#### [Your instructions]
Your answer must contain each line of the listing in which "emilioorciollonetto" appears, copied in full.

#### [Data provided]
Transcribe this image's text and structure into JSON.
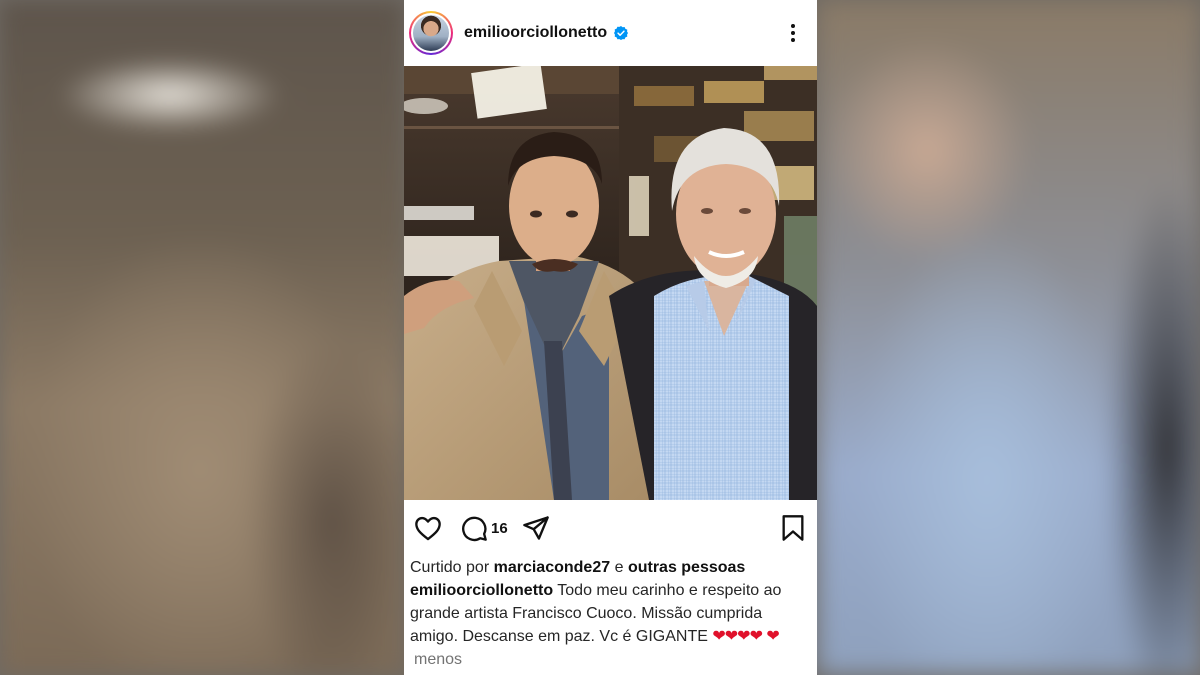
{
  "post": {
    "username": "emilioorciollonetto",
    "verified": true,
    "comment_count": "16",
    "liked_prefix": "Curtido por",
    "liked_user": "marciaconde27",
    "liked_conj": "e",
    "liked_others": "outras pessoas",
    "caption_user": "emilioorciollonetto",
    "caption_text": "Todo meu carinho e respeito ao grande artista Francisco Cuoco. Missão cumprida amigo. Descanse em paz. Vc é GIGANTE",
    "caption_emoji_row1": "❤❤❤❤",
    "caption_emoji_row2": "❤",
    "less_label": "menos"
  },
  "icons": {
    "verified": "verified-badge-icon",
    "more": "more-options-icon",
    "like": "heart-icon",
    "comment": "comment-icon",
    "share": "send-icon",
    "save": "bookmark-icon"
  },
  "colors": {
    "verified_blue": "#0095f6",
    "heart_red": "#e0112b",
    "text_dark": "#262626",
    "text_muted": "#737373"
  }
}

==

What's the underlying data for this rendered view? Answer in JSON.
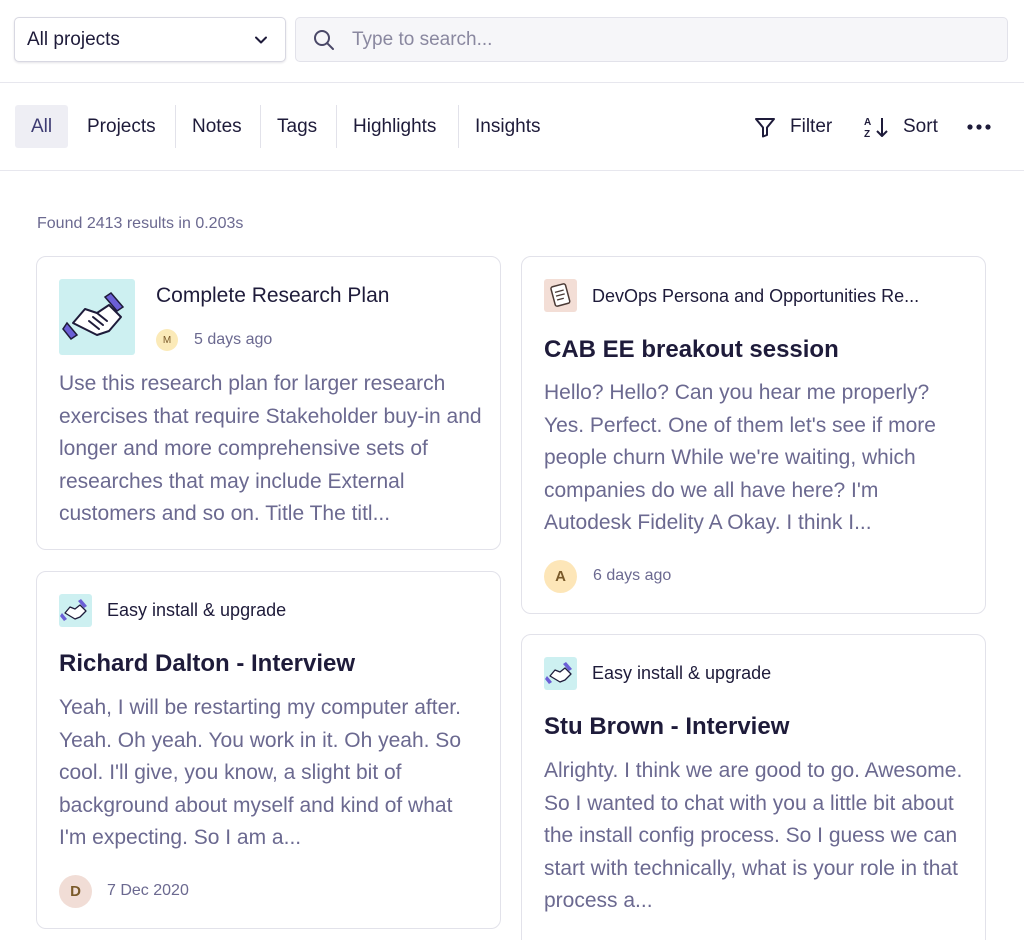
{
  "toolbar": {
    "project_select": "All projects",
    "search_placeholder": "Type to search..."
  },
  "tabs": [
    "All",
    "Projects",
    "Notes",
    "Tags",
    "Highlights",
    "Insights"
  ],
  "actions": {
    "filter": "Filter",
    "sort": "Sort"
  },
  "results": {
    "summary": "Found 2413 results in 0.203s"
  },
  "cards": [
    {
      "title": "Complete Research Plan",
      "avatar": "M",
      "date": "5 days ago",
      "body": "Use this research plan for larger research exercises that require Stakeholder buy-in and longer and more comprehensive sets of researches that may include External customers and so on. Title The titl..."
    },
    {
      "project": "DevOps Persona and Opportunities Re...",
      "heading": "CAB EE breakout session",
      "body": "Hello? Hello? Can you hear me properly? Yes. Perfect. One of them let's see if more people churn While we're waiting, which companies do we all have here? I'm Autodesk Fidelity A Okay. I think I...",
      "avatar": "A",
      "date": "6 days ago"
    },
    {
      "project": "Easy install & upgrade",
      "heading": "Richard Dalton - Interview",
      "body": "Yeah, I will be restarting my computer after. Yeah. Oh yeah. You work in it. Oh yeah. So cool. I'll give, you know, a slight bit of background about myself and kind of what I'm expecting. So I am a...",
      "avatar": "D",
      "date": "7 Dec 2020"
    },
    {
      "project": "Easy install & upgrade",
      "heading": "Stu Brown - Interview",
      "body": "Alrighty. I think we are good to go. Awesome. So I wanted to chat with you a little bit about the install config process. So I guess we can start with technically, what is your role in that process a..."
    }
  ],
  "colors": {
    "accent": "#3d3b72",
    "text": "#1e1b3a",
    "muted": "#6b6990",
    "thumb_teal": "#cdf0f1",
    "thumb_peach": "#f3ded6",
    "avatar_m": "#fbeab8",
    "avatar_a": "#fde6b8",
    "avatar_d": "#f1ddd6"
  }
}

#### [Result of this exercise]
    "username": "emilioorciollonetto",
    "caption_user": "emilioorciollonetto",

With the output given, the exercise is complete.